REQUIRED ACTION: Copy every record below exactly, leaving out any pictures.

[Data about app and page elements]
************

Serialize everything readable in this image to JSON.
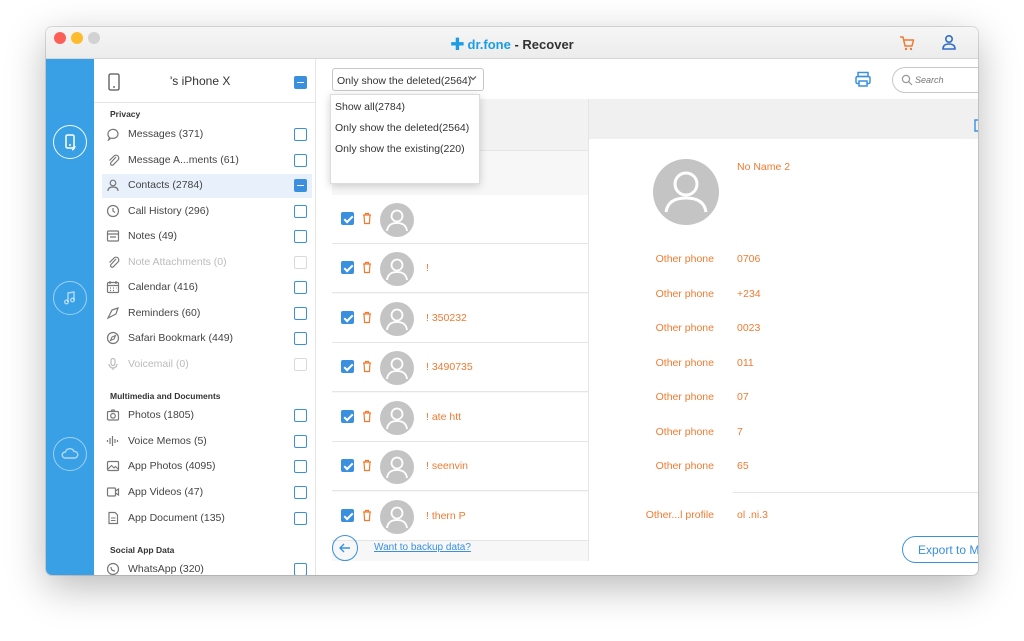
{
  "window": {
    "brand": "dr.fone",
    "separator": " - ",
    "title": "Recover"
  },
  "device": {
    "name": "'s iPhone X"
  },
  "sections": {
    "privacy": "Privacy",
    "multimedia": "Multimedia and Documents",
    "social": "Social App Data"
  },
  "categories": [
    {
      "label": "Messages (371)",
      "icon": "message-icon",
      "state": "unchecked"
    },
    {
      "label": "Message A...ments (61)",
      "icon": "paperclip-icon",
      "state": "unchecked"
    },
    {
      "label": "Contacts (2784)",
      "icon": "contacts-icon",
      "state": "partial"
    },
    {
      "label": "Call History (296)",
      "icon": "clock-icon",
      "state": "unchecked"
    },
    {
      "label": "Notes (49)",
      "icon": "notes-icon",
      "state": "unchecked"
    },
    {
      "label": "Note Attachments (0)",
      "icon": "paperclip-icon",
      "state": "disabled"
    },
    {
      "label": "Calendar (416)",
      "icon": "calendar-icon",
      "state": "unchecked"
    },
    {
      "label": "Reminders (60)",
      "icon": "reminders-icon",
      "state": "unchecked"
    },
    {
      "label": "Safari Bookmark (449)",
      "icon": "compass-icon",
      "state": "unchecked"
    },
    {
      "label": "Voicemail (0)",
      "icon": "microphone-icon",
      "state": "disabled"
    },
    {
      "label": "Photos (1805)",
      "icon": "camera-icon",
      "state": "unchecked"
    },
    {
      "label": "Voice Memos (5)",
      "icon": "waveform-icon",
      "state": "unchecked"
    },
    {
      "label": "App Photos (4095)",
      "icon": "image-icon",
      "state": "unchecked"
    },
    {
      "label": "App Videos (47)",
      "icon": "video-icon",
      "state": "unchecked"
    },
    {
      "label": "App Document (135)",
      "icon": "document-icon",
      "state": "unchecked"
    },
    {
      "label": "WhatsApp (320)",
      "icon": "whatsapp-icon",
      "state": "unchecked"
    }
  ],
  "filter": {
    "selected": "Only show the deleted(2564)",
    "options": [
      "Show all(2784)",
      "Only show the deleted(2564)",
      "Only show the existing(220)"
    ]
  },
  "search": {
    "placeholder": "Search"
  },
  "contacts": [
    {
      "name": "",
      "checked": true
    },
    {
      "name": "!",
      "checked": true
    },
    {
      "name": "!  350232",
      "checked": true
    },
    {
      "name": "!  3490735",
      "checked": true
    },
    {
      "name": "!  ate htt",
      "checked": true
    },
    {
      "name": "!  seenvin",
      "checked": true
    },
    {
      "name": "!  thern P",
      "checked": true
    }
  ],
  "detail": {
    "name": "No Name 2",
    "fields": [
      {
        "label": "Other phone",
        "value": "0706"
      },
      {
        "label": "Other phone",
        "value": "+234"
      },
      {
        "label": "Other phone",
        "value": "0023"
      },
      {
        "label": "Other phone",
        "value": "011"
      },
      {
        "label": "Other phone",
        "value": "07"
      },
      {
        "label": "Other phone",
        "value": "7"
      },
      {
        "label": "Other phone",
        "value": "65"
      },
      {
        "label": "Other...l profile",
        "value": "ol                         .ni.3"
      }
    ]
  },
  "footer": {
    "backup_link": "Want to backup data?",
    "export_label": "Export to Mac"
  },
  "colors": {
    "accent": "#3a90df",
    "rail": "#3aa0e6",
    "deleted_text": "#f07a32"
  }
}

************

RESPONSE TO THE EXERCISE:
Serialize everything readable in this image to JSON.
{
  "window": {
    "brand": "dr.fone",
    "separator": " - ",
    "title": "Recover"
  },
  "device": {
    "name": "'s iPhone X"
  },
  "sections": {
    "privacy": "Privacy",
    "multimedia": "Multimedia and Documents",
    "social": "Social App Data"
  },
  "categories": [
    {
      "label": "Messages (371)",
      "icon": "message-icon",
      "state": "unchecked"
    },
    {
      "label": "Message A...ments (61)",
      "icon": "paperclip-icon",
      "state": "unchecked"
    },
    {
      "label": "Contacts (2784)",
      "icon": "contacts-icon",
      "state": "partial"
    },
    {
      "label": "Call History (296)",
      "icon": "clock-icon",
      "state": "unchecked"
    },
    {
      "label": "Notes (49)",
      "icon": "notes-icon",
      "state": "unchecked"
    },
    {
      "label": "Note Attachments (0)",
      "icon": "paperclip-icon",
      "state": "disabled"
    },
    {
      "label": "Calendar (416)",
      "icon": "calendar-icon",
      "state": "unchecked"
    },
    {
      "label": "Reminders (60)",
      "icon": "reminders-icon",
      "state": "unchecked"
    },
    {
      "label": "Safari Bookmark (449)",
      "icon": "compass-icon",
      "state": "unchecked"
    },
    {
      "label": "Voicemail (0)",
      "icon": "microphone-icon",
      "state": "disabled"
    },
    {
      "label": "Photos (1805)",
      "icon": "camera-icon",
      "state": "unchecked"
    },
    {
      "label": "Voice Memos (5)",
      "icon": "waveform-icon",
      "state": "unchecked"
    },
    {
      "label": "App Photos (4095)",
      "icon": "image-icon",
      "state": "unchecked"
    },
    {
      "label": "App Videos (47)",
      "icon": "video-icon",
      "state": "unchecked"
    },
    {
      "label": "App Document (135)",
      "icon": "document-icon",
      "state": "unchecked"
    },
    {
      "label": "WhatsApp (320)",
      "icon": "whatsapp-icon",
      "state": "unchecked"
    }
  ],
  "filter": {
    "selected": "Only show the deleted(2564)",
    "options": [
      "Show all(2784)",
      "Only show the deleted(2564)",
      "Only show the existing(220)"
    ]
  },
  "search": {
    "placeholder": "Search"
  },
  "contacts": [
    {
      "name": "",
      "checked": true
    },
    {
      "name": "!",
      "checked": true
    },
    {
      "name": "!  350232",
      "checked": true
    },
    {
      "name": "!  3490735",
      "checked": true
    },
    {
      "name": "!  ate htt",
      "checked": true
    },
    {
      "name": "!  seenvin",
      "checked": true
    },
    {
      "name": "!  thern P",
      "checked": true
    }
  ],
  "detail": {
    "name": "No Name 2",
    "fields": [
      {
        "label": "Other phone",
        "value": "0706"
      },
      {
        "label": "Other phone",
        "value": "+234"
      },
      {
        "label": "Other phone",
        "value": "0023"
      },
      {
        "label": "Other phone",
        "value": "011"
      },
      {
        "label": "Other phone",
        "value": "07"
      },
      {
        "label": "Other phone",
        "value": "7"
      },
      {
        "label": "Other phone",
        "value": "65"
      },
      {
        "label": "Other...l profile",
        "value": "ol                         .ni.3"
      }
    ]
  },
  "footer": {
    "backup_link": "Want to backup data?",
    "export_label": "Export to Mac"
  },
  "colors": {
    "accent": "#3a90df",
    "rail": "#3aa0e6",
    "deleted_text": "#f07a32"
  }
}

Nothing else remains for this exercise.